Every entry below should be reproduced exactly, with all pictures left out.
[[ Records to process, beginning ]]
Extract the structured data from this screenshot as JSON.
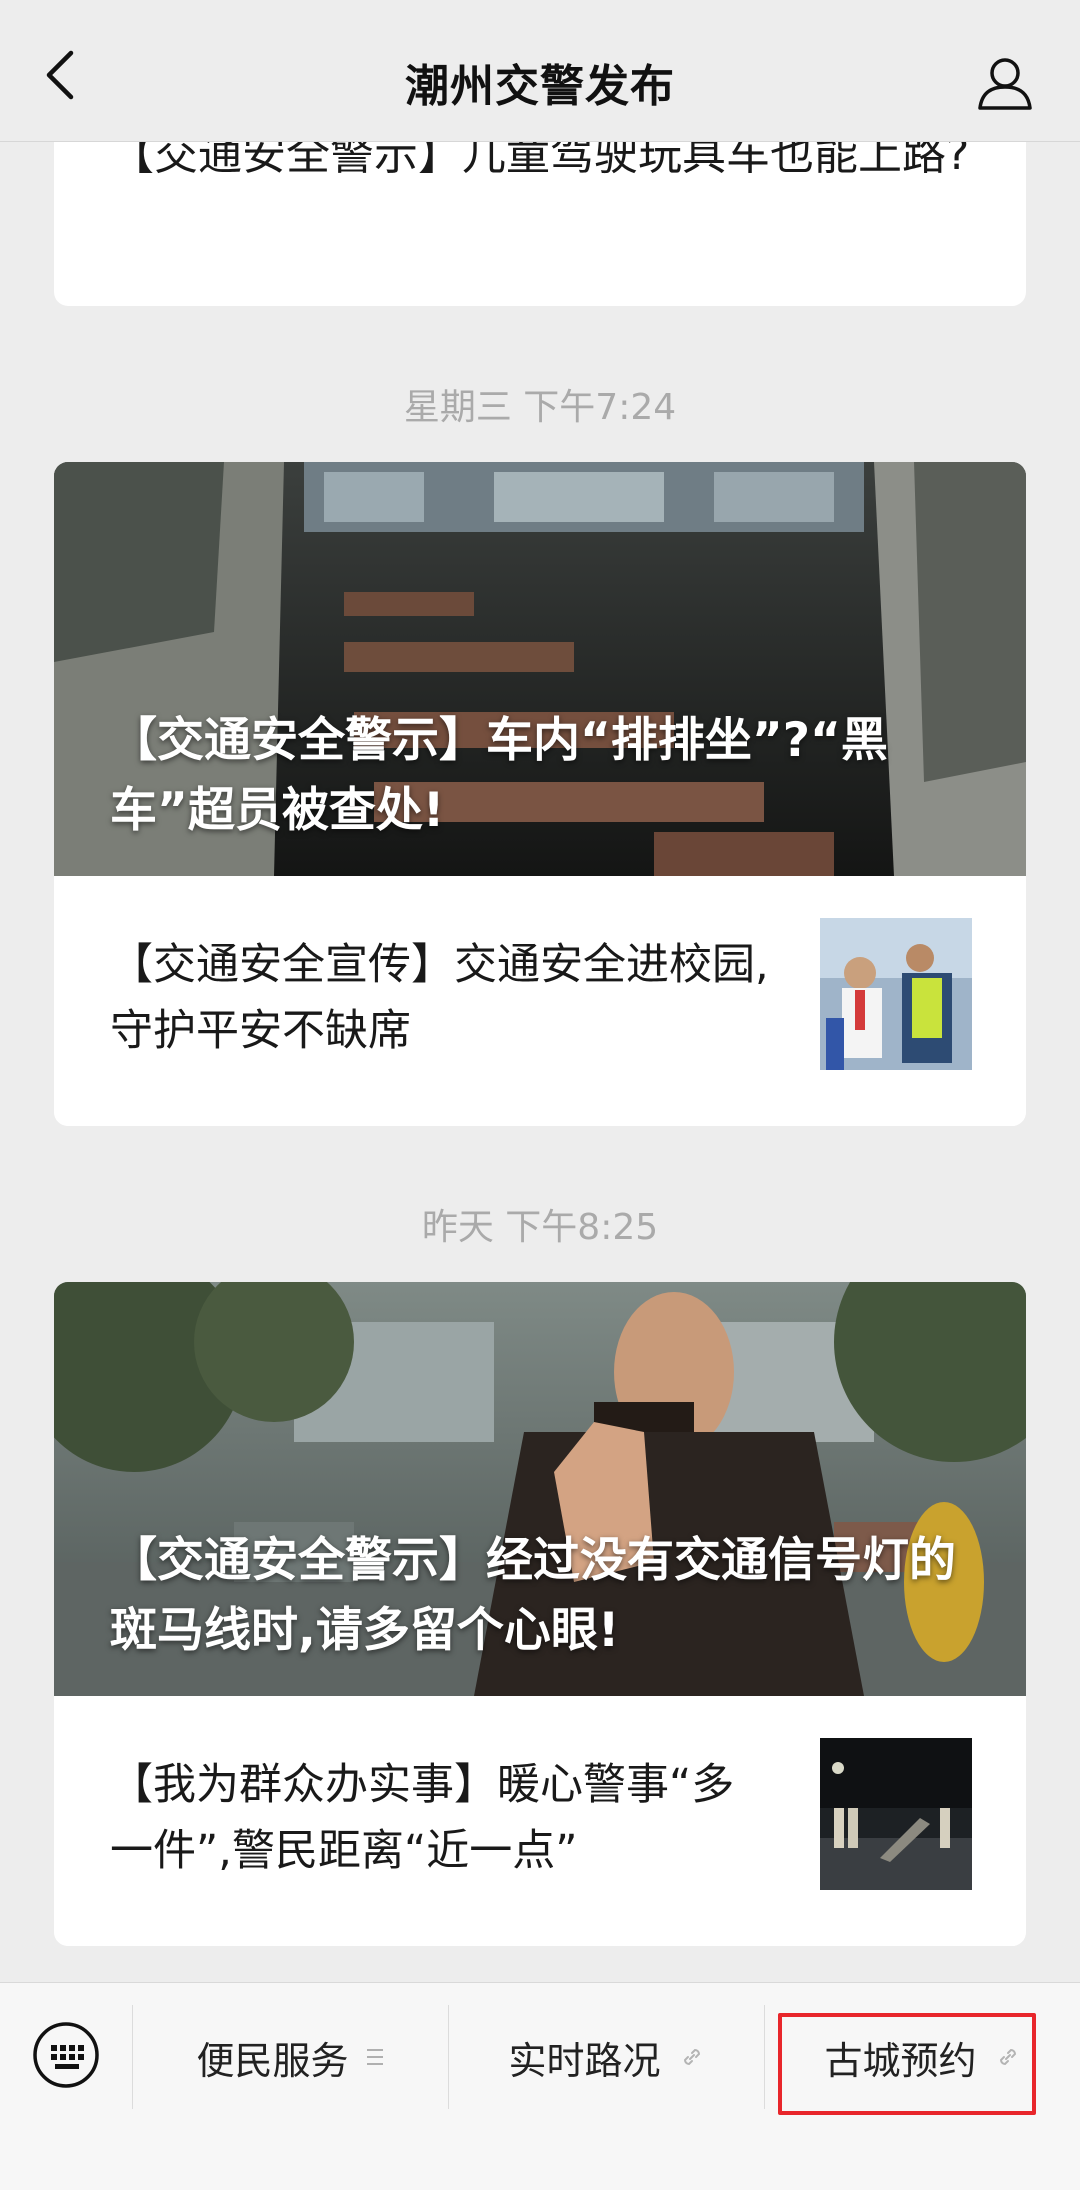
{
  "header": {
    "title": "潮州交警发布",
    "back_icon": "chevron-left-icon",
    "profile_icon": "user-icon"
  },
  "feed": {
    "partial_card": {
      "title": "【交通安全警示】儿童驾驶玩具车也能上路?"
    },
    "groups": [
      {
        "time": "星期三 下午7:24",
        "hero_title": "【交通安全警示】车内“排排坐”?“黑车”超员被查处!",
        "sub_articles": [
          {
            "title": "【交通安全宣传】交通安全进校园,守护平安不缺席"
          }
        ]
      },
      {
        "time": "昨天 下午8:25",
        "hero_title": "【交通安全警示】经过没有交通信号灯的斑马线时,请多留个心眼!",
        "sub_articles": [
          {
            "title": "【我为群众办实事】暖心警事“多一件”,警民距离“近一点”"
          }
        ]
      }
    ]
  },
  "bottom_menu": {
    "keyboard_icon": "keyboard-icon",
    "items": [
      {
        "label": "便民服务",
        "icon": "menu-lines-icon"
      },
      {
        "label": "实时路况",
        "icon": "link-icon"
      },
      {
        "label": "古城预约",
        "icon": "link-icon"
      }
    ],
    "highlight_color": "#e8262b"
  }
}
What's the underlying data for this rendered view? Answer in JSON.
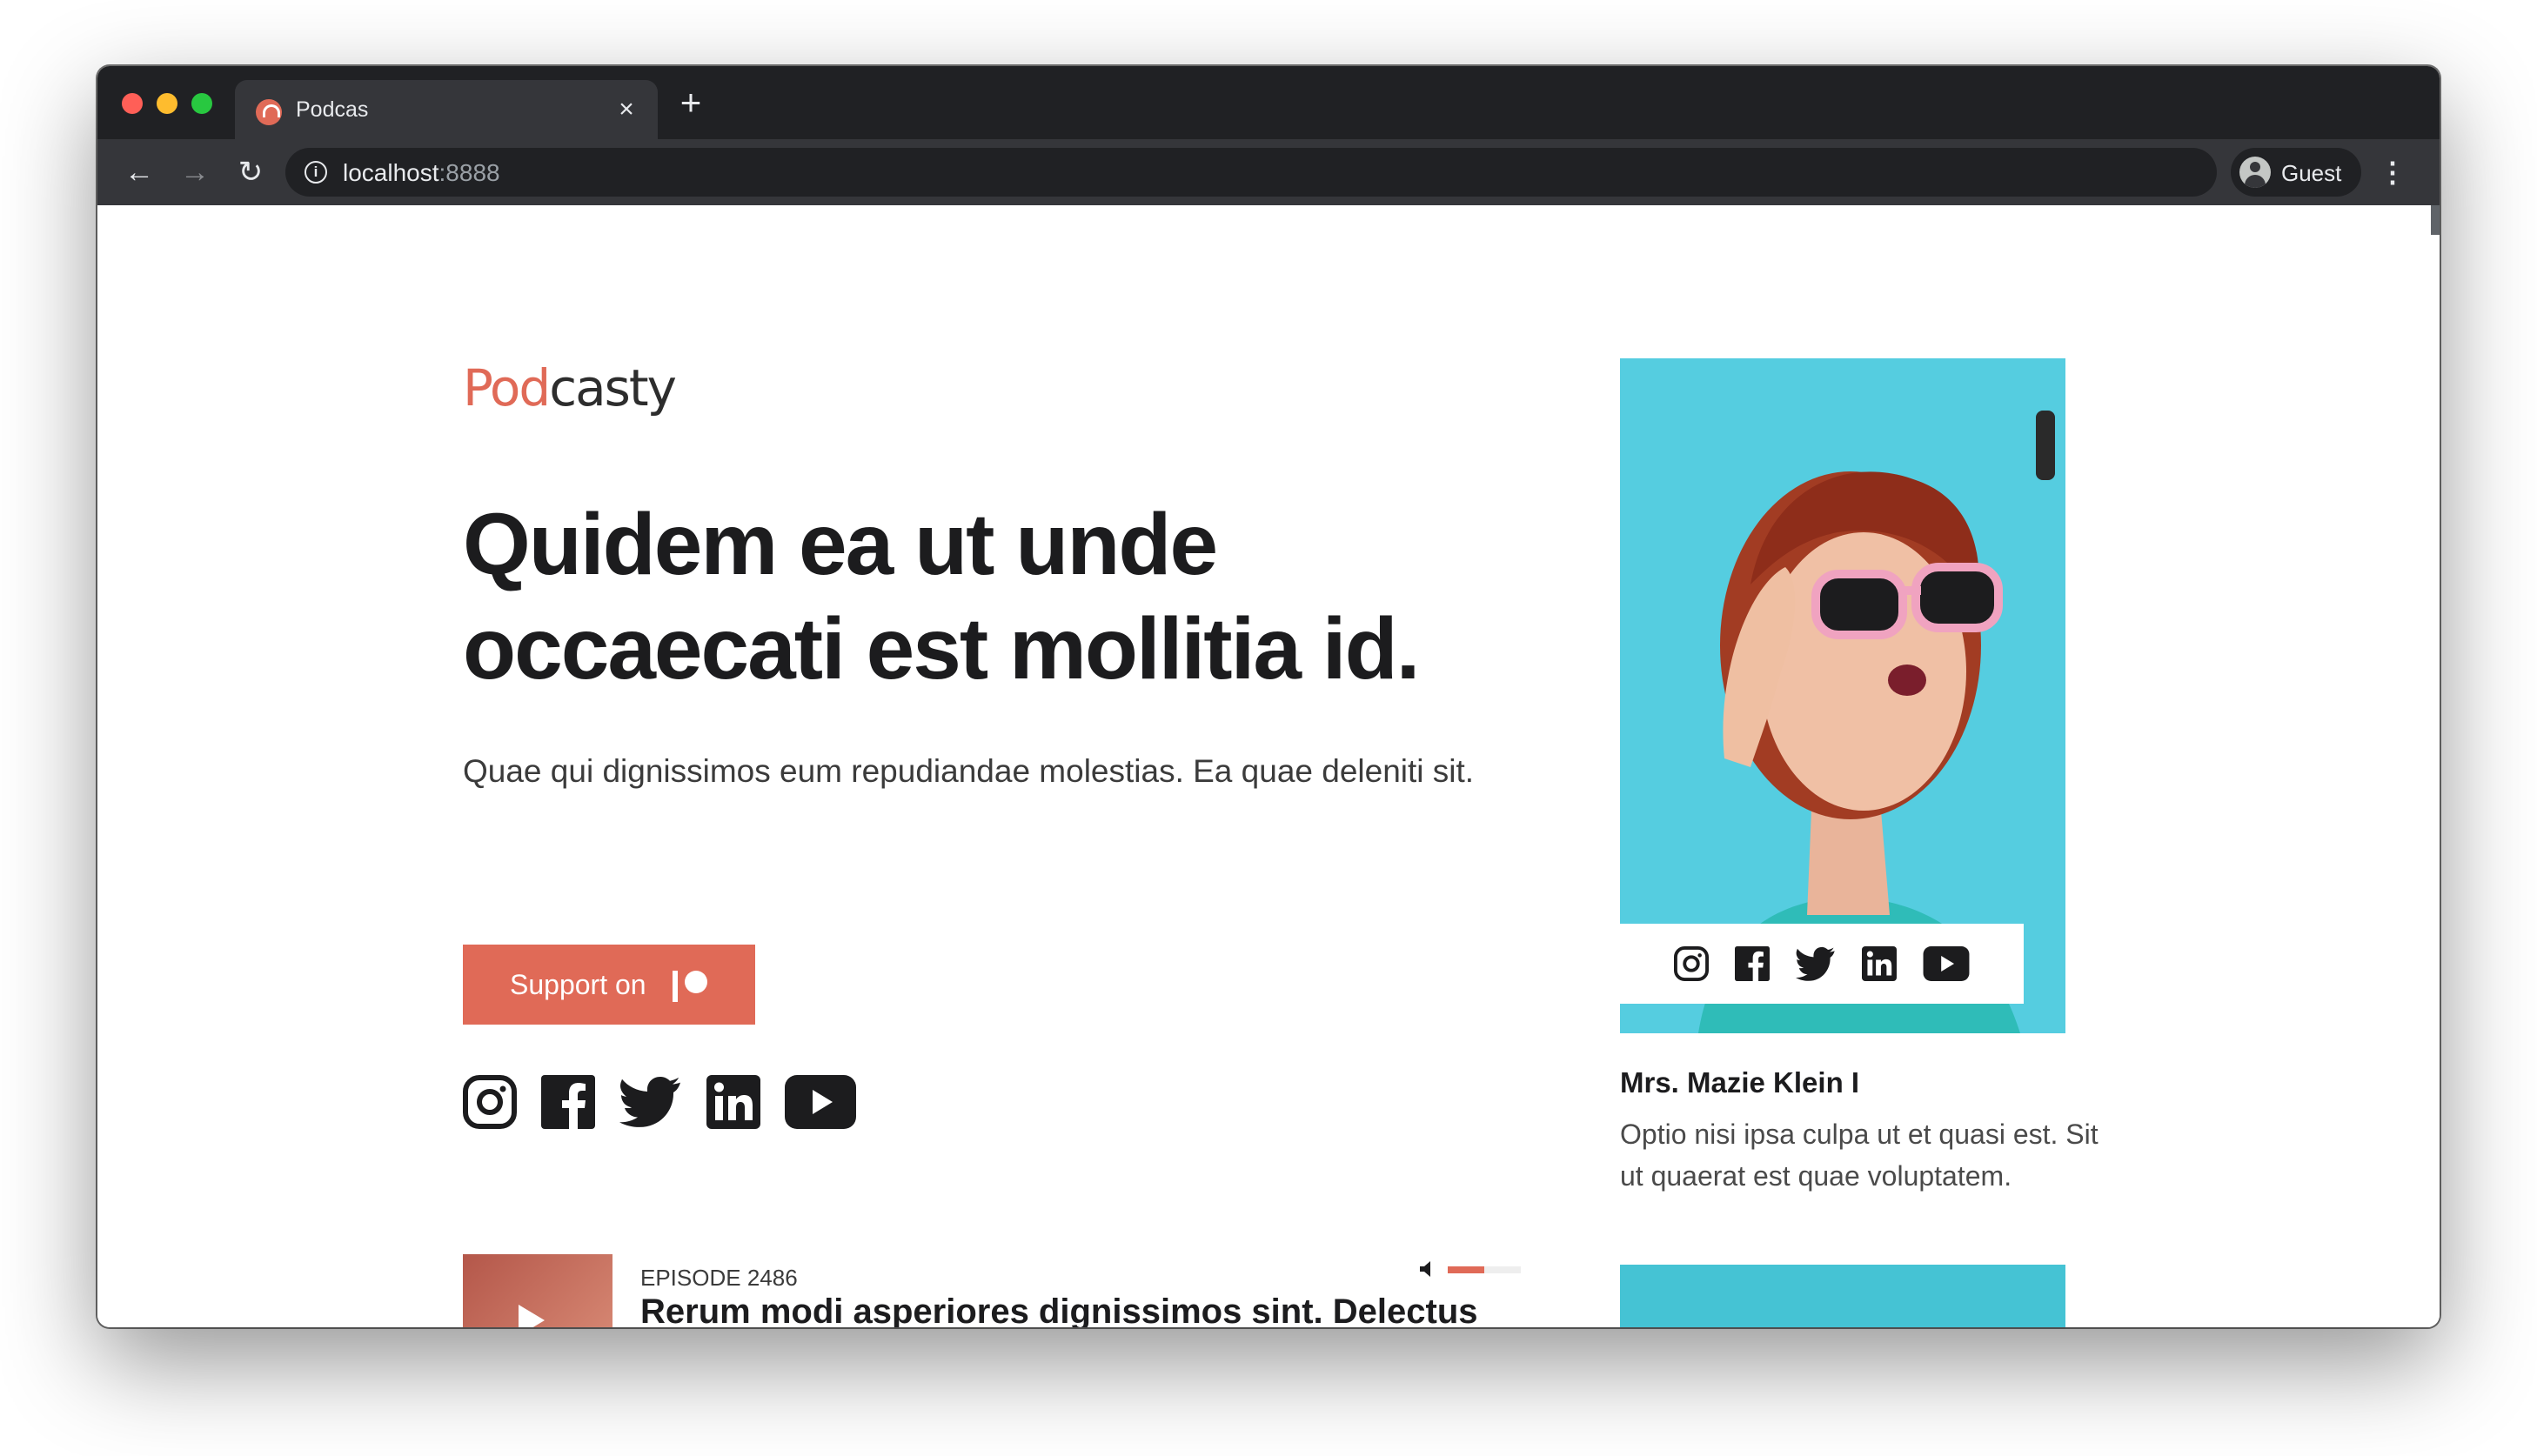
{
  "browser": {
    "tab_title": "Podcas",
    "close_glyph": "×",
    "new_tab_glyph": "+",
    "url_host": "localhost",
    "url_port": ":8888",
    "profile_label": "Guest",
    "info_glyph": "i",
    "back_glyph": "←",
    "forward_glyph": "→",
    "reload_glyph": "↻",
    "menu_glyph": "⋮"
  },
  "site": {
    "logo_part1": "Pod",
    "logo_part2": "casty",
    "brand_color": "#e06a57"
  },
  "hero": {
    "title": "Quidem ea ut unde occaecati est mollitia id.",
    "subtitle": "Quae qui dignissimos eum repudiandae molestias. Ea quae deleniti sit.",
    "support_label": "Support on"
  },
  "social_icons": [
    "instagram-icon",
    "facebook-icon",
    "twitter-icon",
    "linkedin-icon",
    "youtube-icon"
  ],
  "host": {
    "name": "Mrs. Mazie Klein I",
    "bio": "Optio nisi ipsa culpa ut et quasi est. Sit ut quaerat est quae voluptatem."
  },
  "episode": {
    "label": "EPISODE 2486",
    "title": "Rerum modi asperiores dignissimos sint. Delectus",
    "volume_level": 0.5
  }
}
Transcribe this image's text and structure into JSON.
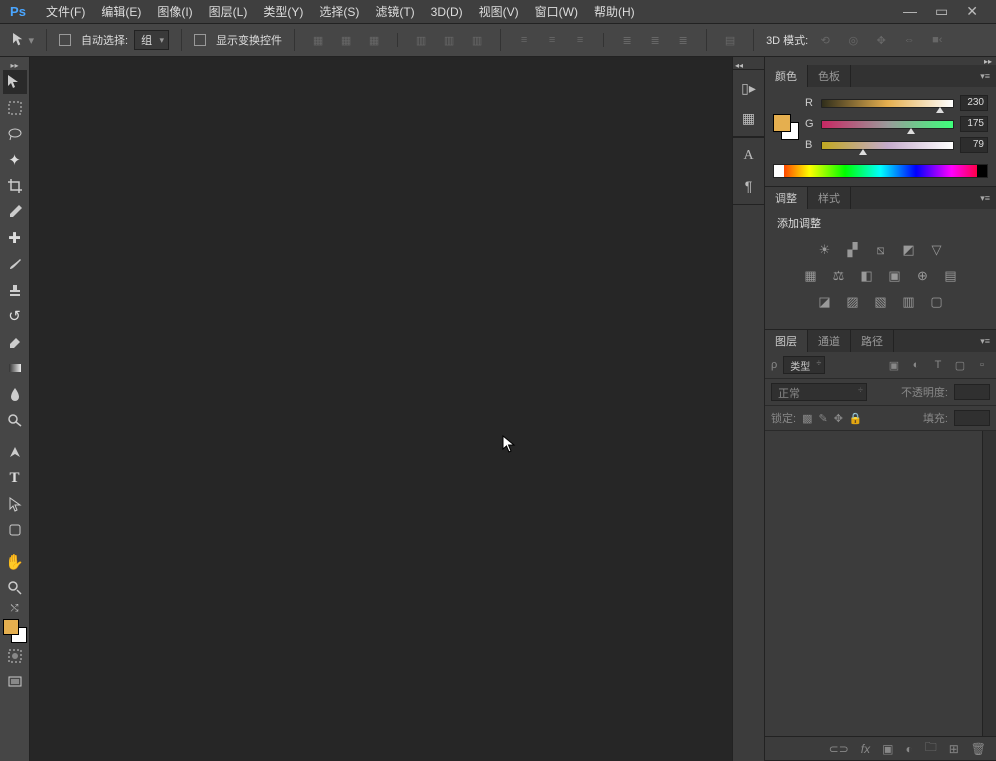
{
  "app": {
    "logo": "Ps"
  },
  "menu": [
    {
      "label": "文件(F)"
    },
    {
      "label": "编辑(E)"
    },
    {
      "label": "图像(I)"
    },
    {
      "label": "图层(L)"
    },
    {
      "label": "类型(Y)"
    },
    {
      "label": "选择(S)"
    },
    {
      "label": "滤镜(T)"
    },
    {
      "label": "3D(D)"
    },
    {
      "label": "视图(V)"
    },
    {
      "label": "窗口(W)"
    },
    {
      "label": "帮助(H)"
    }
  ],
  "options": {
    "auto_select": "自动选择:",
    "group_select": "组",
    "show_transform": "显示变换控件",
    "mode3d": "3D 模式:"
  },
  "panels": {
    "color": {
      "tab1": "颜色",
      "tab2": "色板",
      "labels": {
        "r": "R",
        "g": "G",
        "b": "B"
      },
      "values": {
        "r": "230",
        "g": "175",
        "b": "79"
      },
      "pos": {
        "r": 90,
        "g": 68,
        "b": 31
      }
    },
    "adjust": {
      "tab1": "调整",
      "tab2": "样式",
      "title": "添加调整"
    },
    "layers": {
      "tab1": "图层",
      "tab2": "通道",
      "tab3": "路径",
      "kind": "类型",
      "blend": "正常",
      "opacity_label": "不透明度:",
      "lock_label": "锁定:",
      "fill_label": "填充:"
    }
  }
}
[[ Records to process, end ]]
» Solution for this task:
Extract the structured data from this screenshot as JSON.
{
  "header": {
    "title": "潮州交警发布",
    "back_icon": "chevron-left-icon",
    "profile_icon": "user-icon"
  },
  "feed": {
    "partial_card": {
      "title": "【交通安全警示】儿童驾驶玩具车也能上路?"
    },
    "groups": [
      {
        "time": "星期三 下午7:24",
        "hero_title": "【交通安全警示】车内“排排坐”?“黑车”超员被查处!",
        "sub_articles": [
          {
            "title": "【交通安全宣传】交通安全进校园,守护平安不缺席"
          }
        ]
      },
      {
        "time": "昨天 下午8:25",
        "hero_title": "【交通安全警示】经过没有交通信号灯的斑马线时,请多留个心眼!",
        "sub_articles": [
          {
            "title": "【我为群众办实事】暖心警事“多一件”,警民距离“近一点”"
          }
        ]
      }
    ]
  },
  "bottom_menu": {
    "keyboard_icon": "keyboard-icon",
    "items": [
      {
        "label": "便民服务",
        "icon": "menu-lines-icon"
      },
      {
        "label": "实时路况",
        "icon": "link-icon"
      },
      {
        "label": "古城预约",
        "icon": "link-icon"
      }
    ],
    "highlight_color": "#e8262b"
  }
}
What's the underlying data for this rendered view? Answer in JSON.
{
  "browser": {
    "tab_title": "Podcas",
    "close_glyph": "×",
    "new_tab_glyph": "+",
    "url_host": "localhost",
    "url_port": ":8888",
    "profile_label": "Guest",
    "info_glyph": "i",
    "back_glyph": "←",
    "forward_glyph": "→",
    "reload_glyph": "↻",
    "menu_glyph": "⋮"
  },
  "site": {
    "logo_part1": "Pod",
    "logo_part2": "casty",
    "brand_color": "#e06a57"
  },
  "hero": {
    "title": "Quidem ea ut unde occaecati est mollitia id.",
    "subtitle": "Quae qui dignissimos eum repudiandae molestias. Ea quae deleniti sit.",
    "support_label": "Support on"
  },
  "social_icons": [
    "instagram-icon",
    "facebook-icon",
    "twitter-icon",
    "linkedin-icon",
    "youtube-icon"
  ],
  "host": {
    "name": "Mrs. Mazie Klein I",
    "bio": "Optio nisi ipsa culpa ut et quasi est. Sit ut quaerat est quae voluptatem."
  },
  "episode": {
    "label": "EPISODE 2486",
    "title": "Rerum modi asperiores dignissimos sint. Delectus",
    "volume_level": 0.5
  }
}
Transcribe this image's text and structure into JSON.
{
  "app": {
    "logo": "Ps"
  },
  "menu": [
    {
      "label": "文件(F)"
    },
    {
      "label": "编辑(E)"
    },
    {
      "label": "图像(I)"
    },
    {
      "label": "图层(L)"
    },
    {
      "label": "类型(Y)"
    },
    {
      "label": "选择(S)"
    },
    {
      "label": "滤镜(T)"
    },
    {
      "label": "3D(D)"
    },
    {
      "label": "视图(V)"
    },
    {
      "label": "窗口(W)"
    },
    {
      "label": "帮助(H)"
    }
  ],
  "options": {
    "auto_select": "自动选择:",
    "group_select": "组",
    "show_transform": "显示变换控件",
    "mode3d": "3D 模式:"
  },
  "panels": {
    "color": {
      "tab1": "颜色",
      "tab2": "色板",
      "labels": {
        "r": "R",
        "g": "G",
        "b": "B"
      },
      "values": {
        "r": "230",
        "g": "175",
        "b": "79"
      },
      "pos": {
        "r": 90,
        "g": 68,
        "b": 31
      }
    },
    "adjust": {
      "tab1": "调整",
      "tab2": "样式",
      "title": "添加调整"
    },
    "layers": {
      "tab1": "图层",
      "tab2": "通道",
      "tab3": "路径",
      "kind": "类型",
      "blend": "正常",
      "opacity_label": "不透明度:",
      "lock_label": "锁定:",
      "fill_label": "填充:"
    }
  }
}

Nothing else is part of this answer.